There has been a flurry of news that Airbnb is looking to raise more funds. There are plenty of suitors, with the latest estimate from Skift to be around 20 investors. No price has been mentioned so far, and most news outlets agree that Airbnb will get a valuation lower than the prior $31 billion.
The prevailing thinking is that Airbnb could be facing a liquidity crunch. Airbnb has $3 billion in cash and a $1 billion line of credit, but they have mounting losses.
Bloomberg reported that Airbnb is also looking to pick up distressed real estate companies.
Airbnb is actively looking at acquiring distressed companies, particularly short-term rental providers, one of the people said. One possible contender is Sonder Inc., a San Francisco-based startup that lists rental units on Airbnb’s website. Sonder’s bookings are projected to decline 90% as a result of the pandemic, possibly extending to 2021, another person said. However, two people close to Sonder said it hasn’t engaged in deal talks. “Sonder is not for sale or being sold,” a spokesman for the startup said.
Airbnb could be using the new funding not only to shore up its liquidity but its long-term competitive position. It would allow Airbnb to be an opportunistic buyer in this battered market.
Battered Market Provides Acquisition Targets
Demand has plunged and professional short term rental companies are making deeper cuts. Lyric, which cut 20% of its staff in early March, is downsizing further. According to The Real Deal, 80% of Lyric’s staff was told that if the economic conditions do not improve in two months, they may not have jobs. Lyric is trimming its portfolio to the 132 units at 70 Pine Street in New York City out of the 400 units it has around the country.
Sonder is expected to weather this crisis but has laid off 22% of its employees and furloughed another 11%, a total of 400 employees impacted this week, according to The Information.
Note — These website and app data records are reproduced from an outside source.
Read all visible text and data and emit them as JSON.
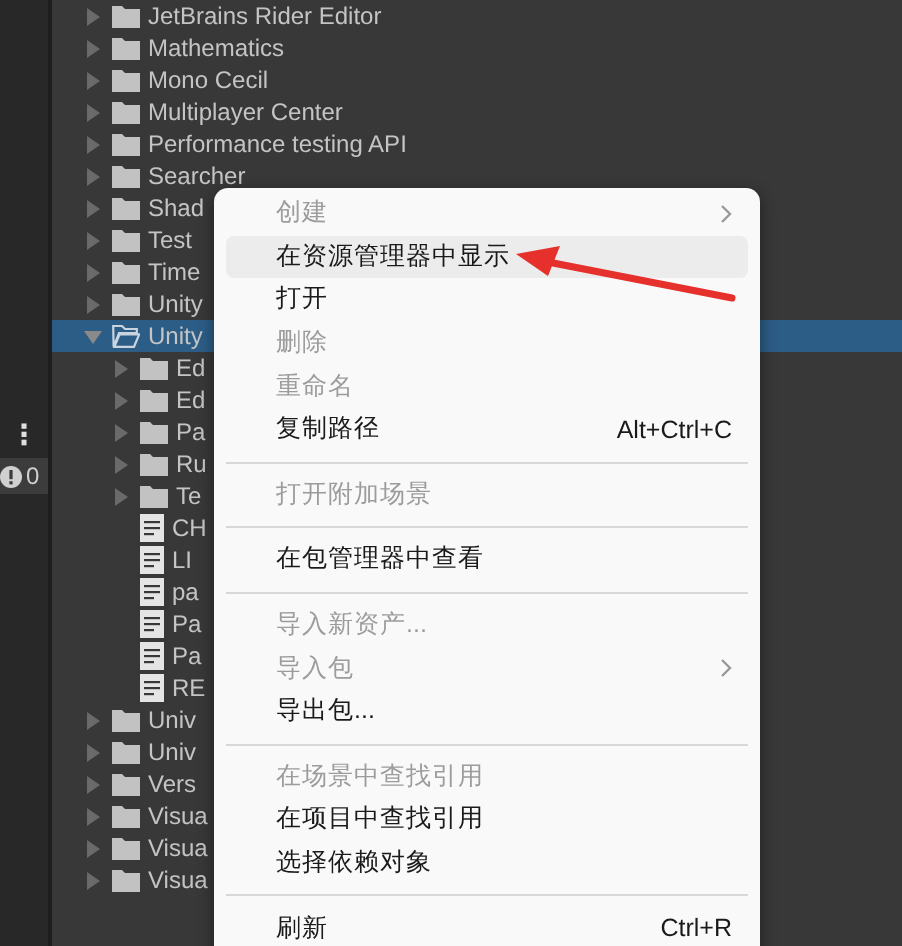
{
  "side_strip": {
    "more_glyph": "⋮",
    "count": "0"
  },
  "tree": [
    {
      "label": "JetBrains Rider Editor",
      "kind": "folder",
      "expanded": false,
      "selected": false
    },
    {
      "label": "Mathematics",
      "kind": "folder",
      "expanded": false,
      "selected": false
    },
    {
      "label": "Mono Cecil",
      "kind": "folder",
      "expanded": false,
      "selected": false
    },
    {
      "label": "Multiplayer Center",
      "kind": "folder",
      "expanded": false,
      "selected": false
    },
    {
      "label": "Performance testing API",
      "kind": "folder",
      "expanded": false,
      "selected": false
    },
    {
      "label": "Searcher",
      "kind": "folder",
      "expanded": false,
      "selected": false
    },
    {
      "label": "Shad",
      "kind": "folder",
      "expanded": false,
      "selected": false
    },
    {
      "label": "Test",
      "kind": "folder",
      "expanded": false,
      "selected": false
    },
    {
      "label": "Time",
      "kind": "folder",
      "expanded": false,
      "selected": false
    },
    {
      "label": "Unity",
      "kind": "folder",
      "expanded": false,
      "selected": false
    },
    {
      "label": "Unity",
      "kind": "folder",
      "expanded": true,
      "selected": true,
      "children": [
        {
          "label": "Ed",
          "kind": "folder",
          "expanded": false,
          "selected": false
        },
        {
          "label": "Ed",
          "kind": "folder",
          "expanded": false,
          "selected": false
        },
        {
          "label": "Pa",
          "kind": "folder",
          "expanded": false,
          "selected": false
        },
        {
          "label": "Ru",
          "kind": "folder",
          "expanded": false,
          "selected": false
        },
        {
          "label": "Te",
          "kind": "folder",
          "expanded": false,
          "selected": false
        },
        {
          "label": "CH",
          "kind": "file",
          "selected": false
        },
        {
          "label": "LI",
          "kind": "file",
          "selected": false
        },
        {
          "label": "pa",
          "kind": "file",
          "selected": false
        },
        {
          "label": "Pa",
          "kind": "file",
          "selected": false
        },
        {
          "label": "Pa",
          "kind": "file",
          "selected": false
        },
        {
          "label": "RE",
          "kind": "file",
          "selected": false
        }
      ]
    },
    {
      "label": "Univ",
      "kind": "folder",
      "expanded": false,
      "selected": false
    },
    {
      "label": "Univ",
      "kind": "folder",
      "expanded": false,
      "selected": false
    },
    {
      "label": "Vers",
      "kind": "folder",
      "expanded": false,
      "selected": false
    },
    {
      "label": "Visua",
      "kind": "folder",
      "expanded": false,
      "selected": false
    },
    {
      "label": "Visua",
      "kind": "folder",
      "expanded": false,
      "selected": false
    },
    {
      "label": "Visua",
      "kind": "folder",
      "expanded": false,
      "selected": false
    }
  ],
  "context_menu": [
    {
      "kind": "item",
      "label": "创建",
      "disabled": true,
      "submenu": true,
      "selected": false
    },
    {
      "kind": "item",
      "label": "在资源管理器中显示",
      "disabled": false,
      "submenu": false,
      "selected": true
    },
    {
      "kind": "item",
      "label": "打开",
      "disabled": false,
      "submenu": false,
      "selected": false
    },
    {
      "kind": "item",
      "label": "删除",
      "disabled": true,
      "submenu": false,
      "selected": false
    },
    {
      "kind": "item",
      "label": "重命名",
      "disabled": true,
      "submenu": false,
      "selected": false
    },
    {
      "kind": "item",
      "label": "复制路径",
      "shortcut": "Alt+Ctrl+C",
      "disabled": false,
      "submenu": false,
      "selected": false
    },
    {
      "kind": "separator"
    },
    {
      "kind": "item",
      "label": "打开附加场景",
      "disabled": true,
      "submenu": false,
      "selected": false
    },
    {
      "kind": "separator"
    },
    {
      "kind": "item",
      "label": "在包管理器中查看",
      "disabled": false,
      "submenu": false,
      "selected": false
    },
    {
      "kind": "separator"
    },
    {
      "kind": "item",
      "label": "导入新资产...",
      "disabled": true,
      "submenu": false,
      "selected": false
    },
    {
      "kind": "item",
      "label": "导入包",
      "disabled": true,
      "submenu": true,
      "selected": false
    },
    {
      "kind": "item",
      "label": "导出包...",
      "disabled": false,
      "submenu": false,
      "selected": false
    },
    {
      "kind": "separator"
    },
    {
      "kind": "item",
      "label": "在场景中查找引用",
      "disabled": true,
      "submenu": false,
      "selected": false
    },
    {
      "kind": "item",
      "label": "在项目中查找引用",
      "disabled": false,
      "submenu": false,
      "selected": false
    },
    {
      "kind": "item",
      "label": "选择依赖对象",
      "disabled": false,
      "submenu": false,
      "selected": false
    },
    {
      "kind": "separator"
    },
    {
      "kind": "item",
      "label": "刷新",
      "shortcut": "Ctrl+R",
      "disabled": false,
      "submenu": false,
      "selected": false
    }
  ]
}
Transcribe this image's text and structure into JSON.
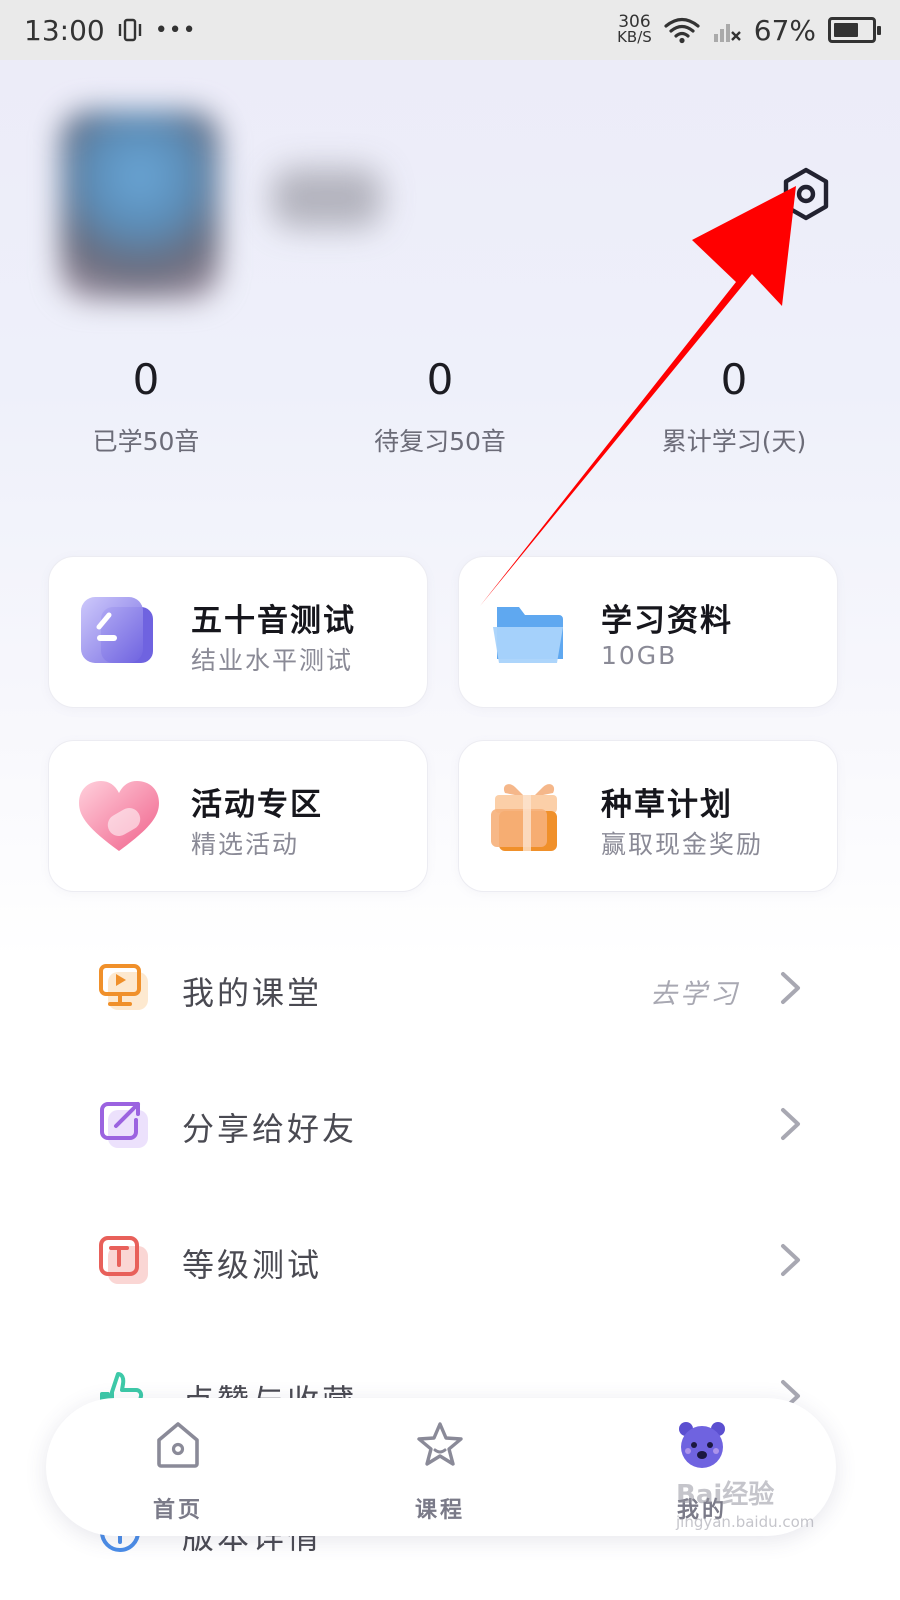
{
  "status_bar": {
    "time": "13:00",
    "dots": "•••",
    "net_speed_value": "306",
    "net_speed_unit": "KB/S",
    "battery_percent": "67%",
    "battery_level": 0.67
  },
  "profile": {
    "settings_icon": "gear-hexagon-icon"
  },
  "stats": [
    {
      "value": "0",
      "label": "已学50音"
    },
    {
      "value": "0",
      "label": "待复习50音"
    },
    {
      "value": "0",
      "label": "累计学习(天)"
    }
  ],
  "cards": [
    {
      "title": "五十音测试",
      "subtitle": "结业水平测试",
      "icon": "test-card-icon"
    },
    {
      "title": "学习资料",
      "subtitle": "10GB",
      "icon": "folder-icon"
    },
    {
      "title": "活动专区",
      "subtitle": "精选活动",
      "icon": "heart-icon"
    },
    {
      "title": "种草计划",
      "subtitle": "赢取现金奖励",
      "icon": "gift-icon"
    }
  ],
  "list": [
    {
      "label": "我的课堂",
      "extra": "去学习",
      "icon": "classroom-icon"
    },
    {
      "label": "分享给好友",
      "extra": "",
      "icon": "share-icon"
    },
    {
      "label": "等级测试",
      "extra": "",
      "icon": "level-test-icon"
    },
    {
      "label": "点赞与收藏",
      "extra": "",
      "icon": "like-icon"
    },
    {
      "label": "版本详情",
      "extra": "",
      "icon": "info-icon"
    }
  ],
  "nav": [
    {
      "label": "首页",
      "icon": "home-icon"
    },
    {
      "label": "课程",
      "icon": "star-icon"
    },
    {
      "label": "我的",
      "icon": "bear-avatar-icon"
    }
  ],
  "colors": {
    "accent_purple": "#6f63e0",
    "arrow_red": "#ff0000",
    "classroom_orange": "#f0902a",
    "share_purple": "#9b63e0",
    "level_red": "#e8605a",
    "like_green": "#3dc9a8",
    "info_blue": "#4b8de8"
  },
  "watermark": {
    "text": "Bai经验",
    "url": "jingyan.baidu.com"
  }
}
The company reported a 20% drop in bookings and we expect that percentage to rise. Sonder has 5,000 units in 30 cities globally. The Guild laid off 38 of its 175 employees and WanderJaunt cut 15%-20% of its 240 employees. Both are discussing rent concessions with landlords.
Some of the start-ups could become acquisition targets for companies such as Airbnb and Booking.
Supply Side Still Key for Airbnb
It makes sense for Airbnb to acquire professional hosts. Supply is key to Airbnb’s business model and one of the best ways to shore up supply is to create/buy its own. Airbnb may want more control over its supply.
Last May, Mike Ghaffary wrote an article on Airbnb’s marketplace model that highlighted the importance of the supply side.
It is true that as Airbnb was first scaling up the service and as they enter new markets, demand will follow supply, and unless they sign up hosts, the service isn’t valuable. However, as they reach critical mass of supply in their more mature markets, the balance of power might shift to guests who are faced with a multitude of options for properties to book.
While the supply of hosts was key to the initial success of Airbnb’s marketplace platform, the supply of properties remains crucial for the retention and defensibility of its business.
The cross-side side network effects for Airbnb are very strong, because Airbnb becomes much more valuable to its users if there are many properties to choose from instead of very thin inventory. As a user, if I’m going to book on Airbnb instead of looking at something like Booking.com and trying to find a hotel, I need many options to choose from to fit my budget, preferences, and desired location.
photo credit: airbnb